The purpose of this paper is to update the fractionator variance predictor proposed in Cruz-Orive (1990) in the light of more recent results.

In the latter paper the target quantity was the number *N* of particles in a fixed and bounded subset *X* ⊂ ℝ^{3}, for instance the number of neurons in a well-defined brain compartment. To estimate *N* the object *X* was first split into serial slices of a constant thickness. A systematic subset of slices was drawn with a known sampling fraction, and this subset was split into odd- and even-numbered slices (this design was originally proposed by Gundersen, 1986). After an arbitrary chain of further subsampling stages, the variance predictor was computed from the corresponding two particle number estimates.

The main shortcomings of the current approach may be summarized as follows.

- 1The basic probes should be slabs (because the target is particle number), but the model used, leading notably to assumption (7) in Cruz-Orive (1990), was based on plane sections. No account was therefore taken of the fact that the estimator variance should rapidly decrease as the gap between consecutive slices decreases. We introduce the slice thickness effect making use of the result (5.16) from Gual-Arnau & Cruz-Orive (1998).
- 2As mentioned above, the number of particles contained in the odd- and even-numbered slice subsets was estimated by further subsampling stages, leading to estimation or ‘local’ errors that were also not taken into account.
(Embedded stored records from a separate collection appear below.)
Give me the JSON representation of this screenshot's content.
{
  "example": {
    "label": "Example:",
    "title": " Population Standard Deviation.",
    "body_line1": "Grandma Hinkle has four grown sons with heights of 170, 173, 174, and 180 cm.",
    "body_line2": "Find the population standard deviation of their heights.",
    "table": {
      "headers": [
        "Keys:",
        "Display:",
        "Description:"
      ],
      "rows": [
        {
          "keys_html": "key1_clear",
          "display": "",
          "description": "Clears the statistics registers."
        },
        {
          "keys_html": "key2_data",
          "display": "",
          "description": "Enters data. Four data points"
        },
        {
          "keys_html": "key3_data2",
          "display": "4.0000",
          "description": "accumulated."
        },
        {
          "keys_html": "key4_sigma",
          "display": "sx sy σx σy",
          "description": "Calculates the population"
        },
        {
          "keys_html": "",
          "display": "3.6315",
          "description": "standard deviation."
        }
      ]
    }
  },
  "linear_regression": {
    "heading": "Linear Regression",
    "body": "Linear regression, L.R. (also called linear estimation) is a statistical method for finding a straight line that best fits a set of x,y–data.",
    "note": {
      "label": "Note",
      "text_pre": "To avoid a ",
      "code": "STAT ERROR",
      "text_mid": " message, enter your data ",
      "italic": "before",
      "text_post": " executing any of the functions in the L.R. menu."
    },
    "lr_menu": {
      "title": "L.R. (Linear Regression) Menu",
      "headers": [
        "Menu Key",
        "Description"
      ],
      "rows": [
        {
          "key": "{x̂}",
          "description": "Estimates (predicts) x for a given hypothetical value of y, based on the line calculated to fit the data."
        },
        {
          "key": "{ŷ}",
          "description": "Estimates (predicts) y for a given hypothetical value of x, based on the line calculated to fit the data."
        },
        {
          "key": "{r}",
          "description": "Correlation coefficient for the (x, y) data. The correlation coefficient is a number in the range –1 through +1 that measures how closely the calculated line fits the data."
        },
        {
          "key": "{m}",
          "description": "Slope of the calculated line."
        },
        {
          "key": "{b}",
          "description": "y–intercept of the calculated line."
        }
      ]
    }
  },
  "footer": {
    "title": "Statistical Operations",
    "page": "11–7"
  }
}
This is achieved using the model described in Cruz-Orive (1999, eq. 3.4).

In addition, we generalize the design in Cruz-Orive (1990) in the following way.

- 3We develop a general variance predictor (Eq. 2.27) for the case in which the initial slice sample is split not necessarily into two, but into
*n*systematic subsets, (*n*= 2, 3, … ).

The mentioned general variance predictor is discussed in Section 4 for the particular case of *n* = 2 in two common situations, namely for ordinary Cavalieri disectors (Subsection 4.1) and for double disectors (Subsection 4.3). The latter have the advantage that the local errors can be estimated directly without resorting to particle arrangement models such as Poisson’s. The formulae are illustrated in each case with numerical examples.